Health information technology (HIT) is changing the delivery of health care. The federal government has spent billions of dollars to assist physicians and hospitals use HIT to improve outcomes. and a recent one found that HIT also has positive financial benefits for providers, consumers, and the entire health care system.
The authors reviewed the literature for articles that discussed HIT applications and financial outcomes. The review focused on electronic health records (EHRs), computerized physician order entry (CPOE), clinical decision support (CDS), and health information exchange (HIE) and included studies set in the United States that measured financial effect as a primary outcome. The resulting 57 articles were analyzed according to clinical setting, HIT application, study design, financial outcomes, and stakeholders affected.
Most of the studies involved outpatient settings (53%), while inpatient and emergency departments were also represented (30% and 9%, respectively). Studies of EHRs and CPOE/CDS were more common (46% and 42%, respectively) than those looking at HIE (9%). The majority of the studies had experimental or observational designs (60%) as opposed to case studies (19%) and models or projections (21%).
Seventy-five percent of the studies reported financial benefits across care settings and applications, with ten articles (18%) showing mixed or neutral effect and four (7%) demonstrating negative outcomes. Positive financial outcomes were measured through cost savings and revenue. The most widely cited mechanism for savings was on administrative goods/personnel, with additional savings on pharmaceuticals associated with CPOE/CDS applications, billing-coding, adverse drug events, diagnostic tests, clinical personnel and chronic diseases. In the included studies, providers reaped the most benefit, with 74% of the articles reporting financial benefits to them, followed by payers (28%), society (12%), and consumers (2%).
The authors concluded that more research into the financial effects of health information technology is needed. They highlighted the paucity of data on the costs of the initial HIT investment and the need for scientifically rigorous study designs with more comprehensive variables identified in future studies.
With increasing investments in HIT on the horizon, this article is timely and suggests that these initiatives will benefit stakeholders in the long term. As recommended by the authors, researchers should include HIT’s financial effects in their study designs since this information is critical to policy decisions that impact long-term HIT funding and sustainability. A broader focus on financial impact to consumers and the system as a whole is needed to define the most appropriate mechanisms for investment.
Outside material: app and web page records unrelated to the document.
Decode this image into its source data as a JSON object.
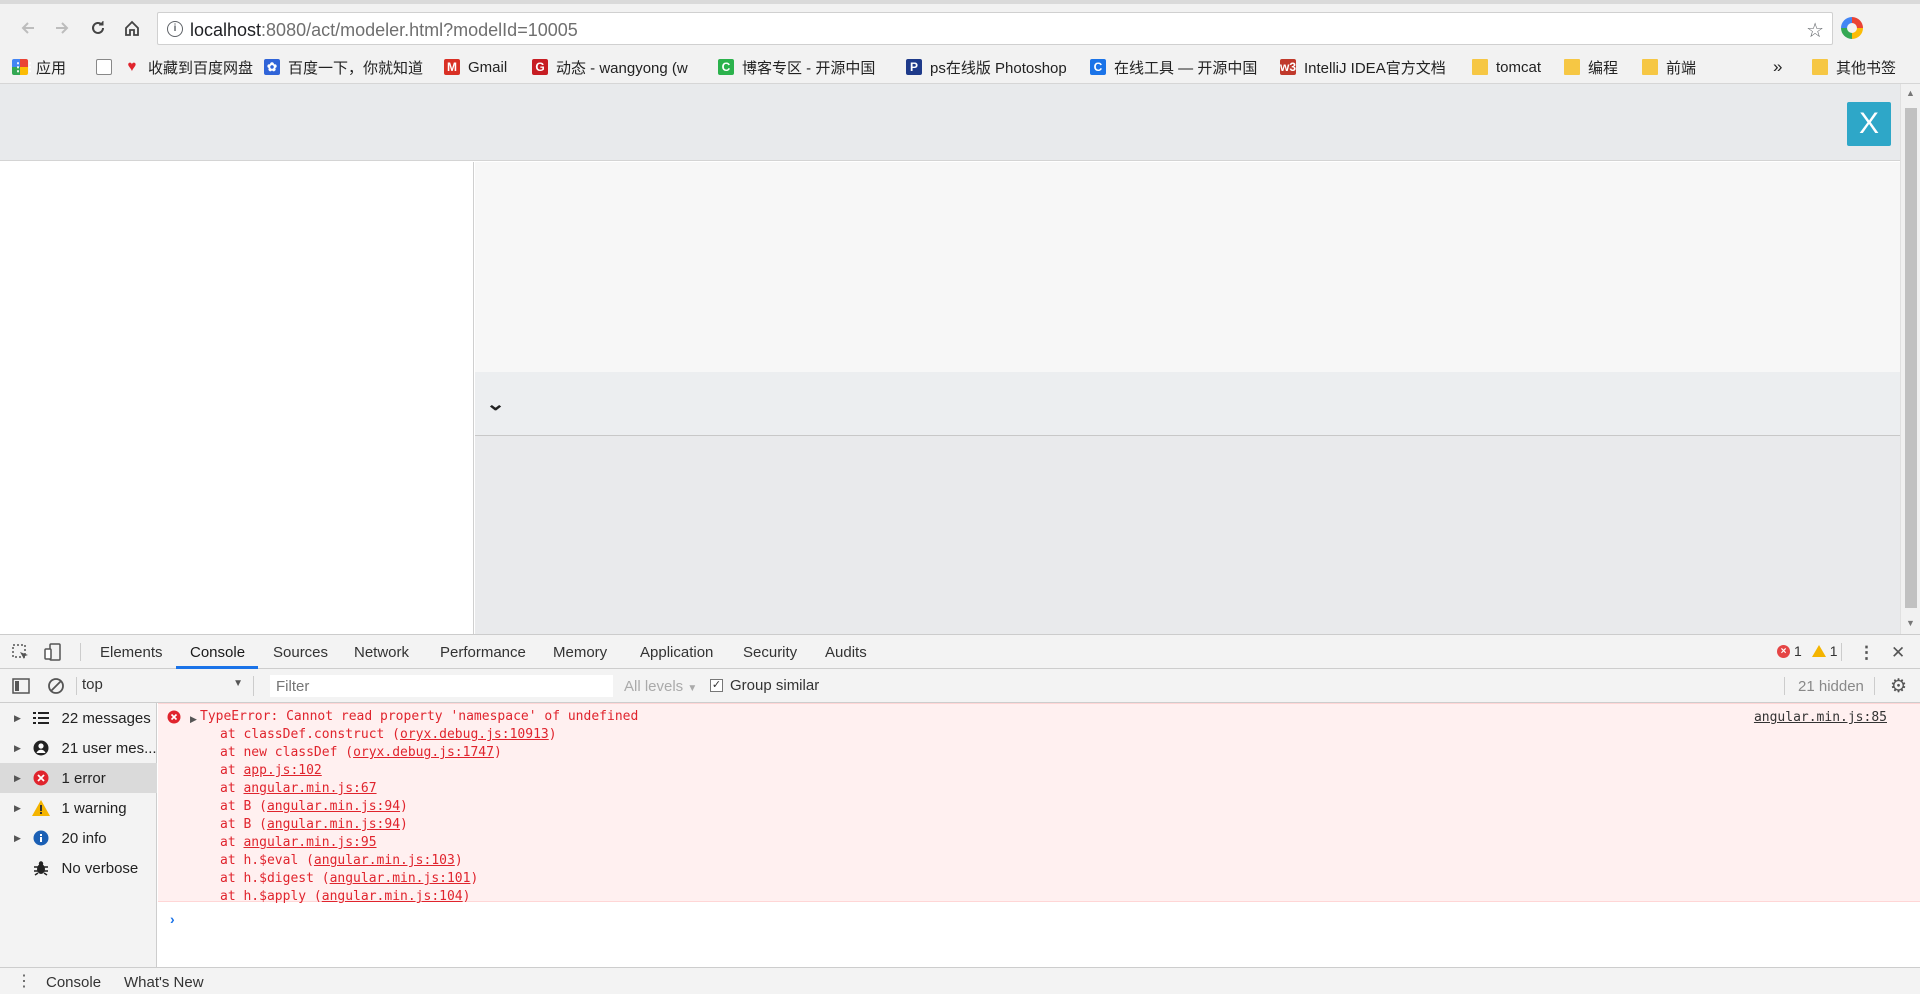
{
  "browser": {
    "url_host": "localhost",
    "url_rest": ":8080/act/modeler.html?modelId=10005",
    "bookmarks": [
      {
        "label": "应用",
        "icon": "apps-grid-icon",
        "color": "#e94235"
      },
      {
        "label": "",
        "icon": "page-icon",
        "color": "#888888"
      },
      {
        "label": "收藏到百度网盘",
        "icon": "heart-icon",
        "color": "#e0242d"
      },
      {
        "label": "百度一下，你就知道",
        "icon": "baidu-paw-icon",
        "color": "#3064d8"
      },
      {
        "label": "Gmail",
        "icon": "gmail-icon",
        "color": "#d93025"
      },
      {
        "label": "动态 - wangyong (w",
        "icon": "gitee-icon",
        "color": "#c71d23"
      },
      {
        "label": "博客专区 - 开源中国",
        "icon": "oschina-icon",
        "color": "#2bb24c"
      },
      {
        "label": "ps在线版 Photoshop",
        "icon": "ps-icon",
        "color": "#1e3a8a"
      },
      {
        "label": "在线工具 — 开源中国",
        "icon": "tool-icon",
        "color": "#1a73e8"
      },
      {
        "label": "IntelliJ IDEA官方文档",
        "icon": "w3c-icon",
        "color": "#c0392b"
      },
      {
        "label": "tomcat",
        "icon": "folder-icon",
        "color": "#f6c744"
      },
      {
        "label": "编程",
        "icon": "folder-icon",
        "color": "#f6c744"
      },
      {
        "label": "前端",
        "icon": "folder-icon",
        "color": "#f6c744"
      }
    ],
    "overflow_chevron": "»",
    "other_bookmarks": "其他书签"
  },
  "page": {
    "close_label": "X"
  },
  "devtools": {
    "tabs": [
      "Elements",
      "Console",
      "Sources",
      "Network",
      "Performance",
      "Memory",
      "Application",
      "Security",
      "Audits"
    ],
    "active_tab": "Console",
    "error_count": "1",
    "warning_count": "1",
    "context": "top",
    "filter_placeholder": "Filter",
    "levels_label": "All levels",
    "group_similar_label": "Group similar",
    "hidden_label": "21 hidden",
    "sidebar": [
      {
        "label": "22 messages",
        "icon": "list-icon"
      },
      {
        "label": "21 user mes...",
        "icon": "user-icon"
      },
      {
        "label": "1 error",
        "icon": "error-icon"
      },
      {
        "label": "1 warning",
        "icon": "warning-icon"
      },
      {
        "label": "20 info",
        "icon": "info-icon"
      },
      {
        "label": "No verbose",
        "icon": "bug-icon"
      }
    ],
    "error": {
      "message": "TypeError: Cannot read property 'namespace' of undefined",
      "source": "angular.min.js:85",
      "stack": [
        {
          "prefix": "at classDef.construct (",
          "link": "oryx.debug.js:10913",
          "suffix": ")"
        },
        {
          "prefix": "at new classDef (",
          "link": "oryx.debug.js:1747",
          "suffix": ")"
        },
        {
          "prefix": "at ",
          "link": "app.js:102",
          "suffix": ""
        },
        {
          "prefix": "at ",
          "link": "angular.min.js:67",
          "suffix": ""
        },
        {
          "prefix": "at B (",
          "link": "angular.min.js:94",
          "suffix": ")"
        },
        {
          "prefix": "at B (",
          "link": "angular.min.js:94",
          "suffix": ")"
        },
        {
          "prefix": "at ",
          "link": "angular.min.js:95",
          "suffix": ""
        },
        {
          "prefix": "at h.$eval (",
          "link": "angular.min.js:103",
          "suffix": ")"
        },
        {
          "prefix": "at h.$digest (",
          "link": "angular.min.js:101",
          "suffix": ")"
        },
        {
          "prefix": "at h.$apply (",
          "link": "angular.min.js:104",
          "suffix": ")"
        }
      ]
    },
    "prompt_symbol": "›",
    "drawer_tabs": [
      "Console",
      "What's New"
    ]
  }
}
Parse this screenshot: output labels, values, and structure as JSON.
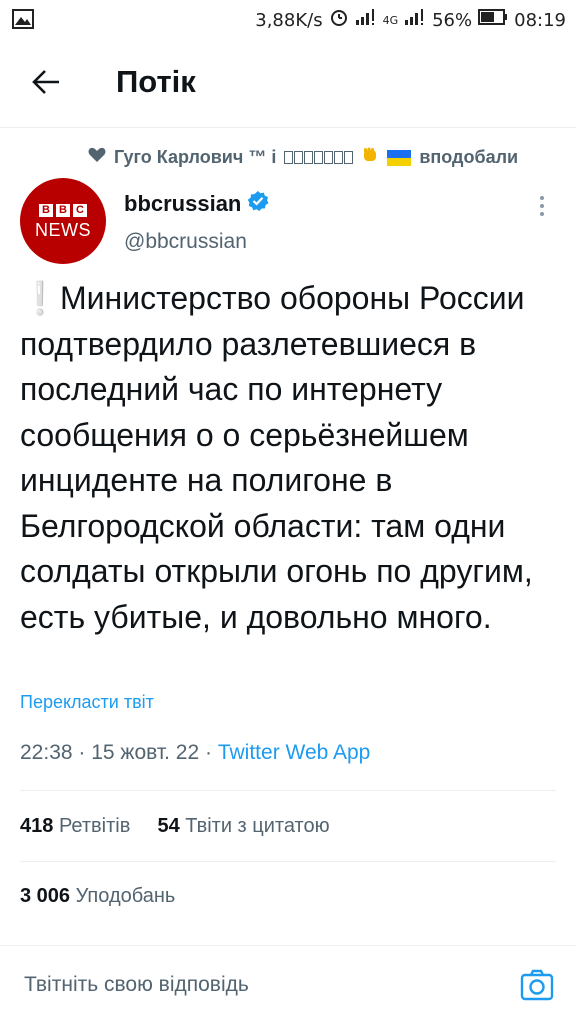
{
  "status_bar": {
    "speed": "3,88K/s",
    "network": "4G",
    "battery": "56%",
    "time": "08:19"
  },
  "header": {
    "title": "Потік"
  },
  "social_context": {
    "liker_name": "Гуго Карлович ™ і",
    "suffix": "вподобали"
  },
  "tweet": {
    "display_name": "bbcrussian",
    "handle": "@bbcrussian",
    "avatar_top": "BBC",
    "avatar_bottom": "NEWS",
    "exclamation": "❕",
    "text": "Министерство обороны России подтвердило разлетевшиеся в последний час по интернету сообщения о о серьёзнейшем инциденте на полигоне в Белгородской области: там одни солдаты открыли огонь по другим, есть убитые, и довольно много.",
    "translate_label": "Перекласти твіт",
    "time": "22:38",
    "date": "15 жовт. 22",
    "source": "Twitter Web App",
    "retweets_count": "418",
    "retweets_label": "Ретвітів",
    "quotes_count": "54",
    "quotes_label": "Твіти з цитатою",
    "likes_count": "3 006",
    "likes_label": "Уподобань"
  },
  "reply": {
    "placeholder": "Твітніть свою відповідь"
  },
  "colors": {
    "accent": "#1d9bf0",
    "text_primary": "#0f1419",
    "text_secondary": "#536471",
    "bbc_red": "#b80000"
  }
}
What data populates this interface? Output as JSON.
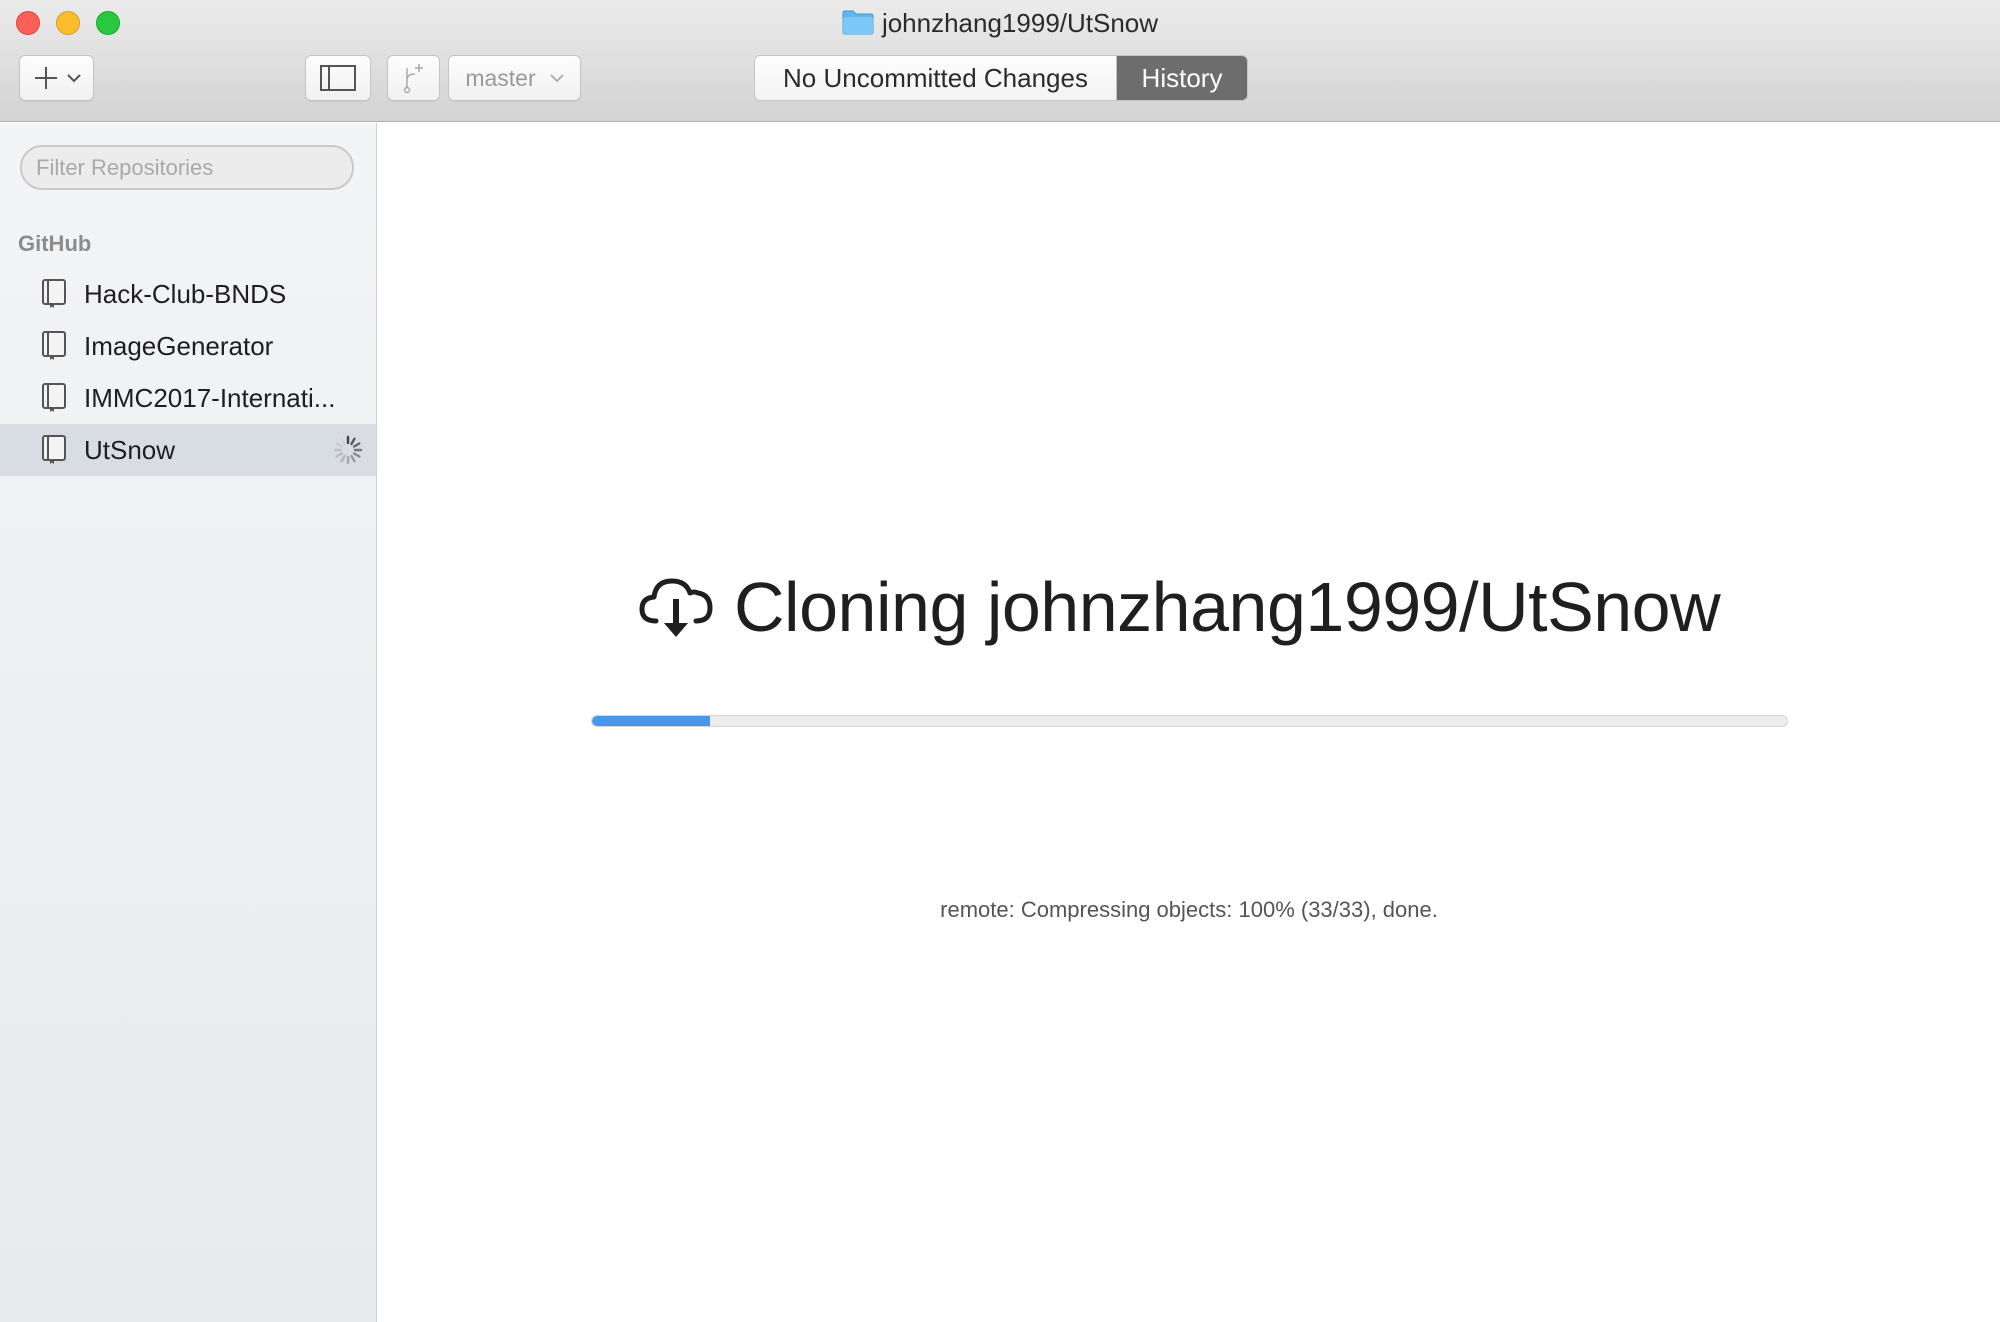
{
  "window": {
    "title": "johnzhang1999/UtSnow"
  },
  "toolbar": {
    "add_icon": "plus-icon",
    "sidebar_toggle_icon": "sidebar-icon",
    "branch_icon": "branch-icon",
    "branch_name": "master",
    "segments": [
      {
        "label": "No Uncommitted Changes",
        "selected": false
      },
      {
        "label": "History",
        "selected": true
      }
    ]
  },
  "sidebar": {
    "filter_placeholder": "Filter Repositories",
    "section": "GitHub",
    "repos": [
      {
        "label": "Hack-Club-BNDS",
        "selected": false
      },
      {
        "label": "ImageGenerator",
        "selected": false
      },
      {
        "label": "IMMC2017-Internati...",
        "selected": false
      },
      {
        "label": "UtSnow",
        "selected": true,
        "loading": true
      }
    ]
  },
  "main": {
    "heading": "Cloning johnzhang1999/UtSnow",
    "heading_icon": "cloud-download-icon",
    "progress": 0.099,
    "status": "remote: Compressing objects: 100% (33/33), done."
  },
  "colors": {
    "accent": "#4a97ea",
    "selected_segment": "#6d6d6d",
    "selected_row": "#d8dce3"
  }
}
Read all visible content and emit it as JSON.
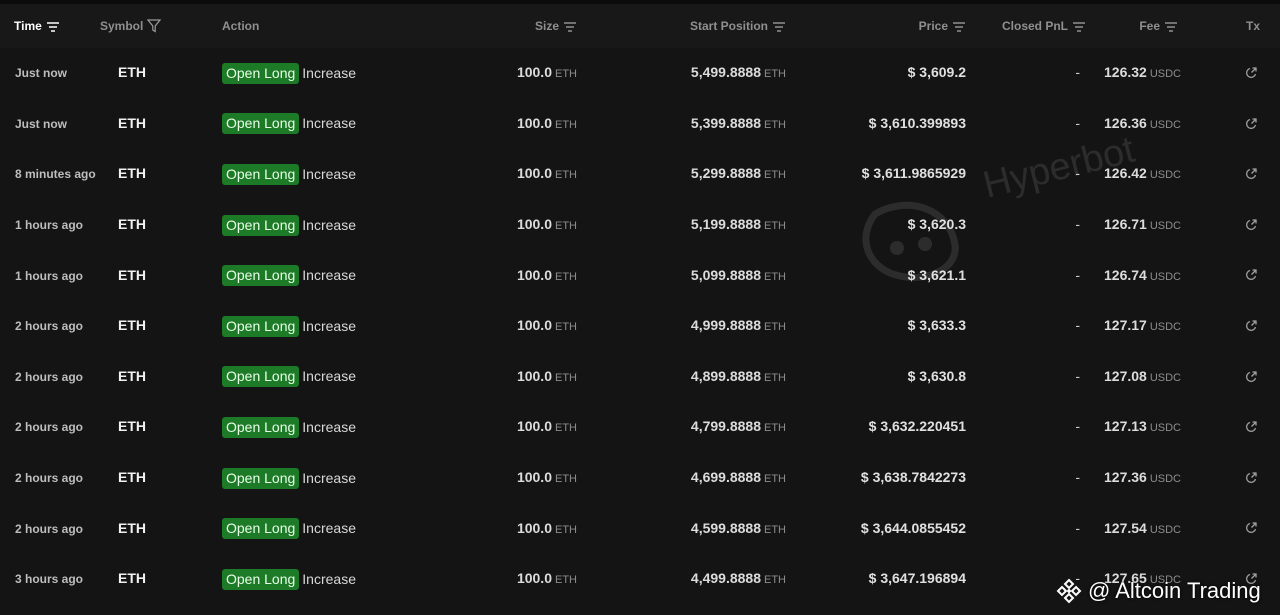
{
  "columns": {
    "time": "Time",
    "symbol": "Symbol",
    "action": "Action",
    "size": "Size",
    "start_position": "Start Position",
    "price": "Price",
    "closed_pnl": "Closed PnL",
    "fee": "Fee",
    "tx": "Tx"
  },
  "units": {
    "eth": "ETH",
    "usdc": "USDC"
  },
  "rows": [
    {
      "time": "Just now",
      "symbol": "ETH",
      "action": "Open Long",
      "detail": "Increase",
      "size": "100.0",
      "start_position": "5,499.8888",
      "price": "$ 3,609.2",
      "closed_pnl": "-",
      "fee": "126.32"
    },
    {
      "time": "Just now",
      "symbol": "ETH",
      "action": "Open Long",
      "detail": "Increase",
      "size": "100.0",
      "start_position": "5,399.8888",
      "price": "$ 3,610.399893",
      "closed_pnl": "-",
      "fee": "126.36"
    },
    {
      "time": "8 minutes ago",
      "symbol": "ETH",
      "action": "Open Long",
      "detail": "Increase",
      "size": "100.0",
      "start_position": "5,299.8888",
      "price": "$ 3,611.9865929",
      "closed_pnl": "-",
      "fee": "126.42"
    },
    {
      "time": "1 hours ago",
      "symbol": "ETH",
      "action": "Open Long",
      "detail": "Increase",
      "size": "100.0",
      "start_position": "5,199.8888",
      "price": "$ 3,620.3",
      "closed_pnl": "-",
      "fee": "126.71"
    },
    {
      "time": "1 hours ago",
      "symbol": "ETH",
      "action": "Open Long",
      "detail": "Increase",
      "size": "100.0",
      "start_position": "5,099.8888",
      "price": "$ 3,621.1",
      "closed_pnl": "-",
      "fee": "126.74"
    },
    {
      "time": "2 hours ago",
      "symbol": "ETH",
      "action": "Open Long",
      "detail": "Increase",
      "size": "100.0",
      "start_position": "4,999.8888",
      "price": "$ 3,633.3",
      "closed_pnl": "-",
      "fee": "127.17"
    },
    {
      "time": "2 hours ago",
      "symbol": "ETH",
      "action": "Open Long",
      "detail": "Increase",
      "size": "100.0",
      "start_position": "4,899.8888",
      "price": "$ 3,630.8",
      "closed_pnl": "-",
      "fee": "127.08"
    },
    {
      "time": "2 hours ago",
      "symbol": "ETH",
      "action": "Open Long",
      "detail": "Increase",
      "size": "100.0",
      "start_position": "4,799.8888",
      "price": "$ 3,632.220451",
      "closed_pnl": "-",
      "fee": "127.13"
    },
    {
      "time": "2 hours ago",
      "symbol": "ETH",
      "action": "Open Long",
      "detail": "Increase",
      "size": "100.0",
      "start_position": "4,699.8888",
      "price": "$ 3,638.7842273",
      "closed_pnl": "-",
      "fee": "127.36"
    },
    {
      "time": "2 hours ago",
      "symbol": "ETH",
      "action": "Open Long",
      "detail": "Increase",
      "size": "100.0",
      "start_position": "4,599.8888",
      "price": "$ 3,644.0855452",
      "closed_pnl": "-",
      "fee": "127.54"
    },
    {
      "time": "3 hours ago",
      "symbol": "ETH",
      "action": "Open Long",
      "detail": "Increase",
      "size": "100.0",
      "start_position": "4,499.8888",
      "price": "$ 3,647.196894",
      "closed_pnl": "-",
      "fee": "127.65"
    }
  ],
  "watermark": {
    "text": "Hyperbot"
  },
  "brand": {
    "text": "@ Altcoin Trading"
  },
  "colors": {
    "badge": "#1d7a27",
    "background": "#141414",
    "header": "#181818"
  },
  "icons": {
    "sort": "sort-lines-icon",
    "filter": "filter-funnel-icon",
    "tx": "external-link-icon"
  }
}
The thought of improved future cost savings and revenues incentivizes providers to adopt and use HIT. However, it is important to note the lack of data around the initial HIT investment, which may pose a barrier to adoption for some providers – especially those in small, rural, or underserved communities that lack the resources to initiate the transition.
by Megan Douglas, JD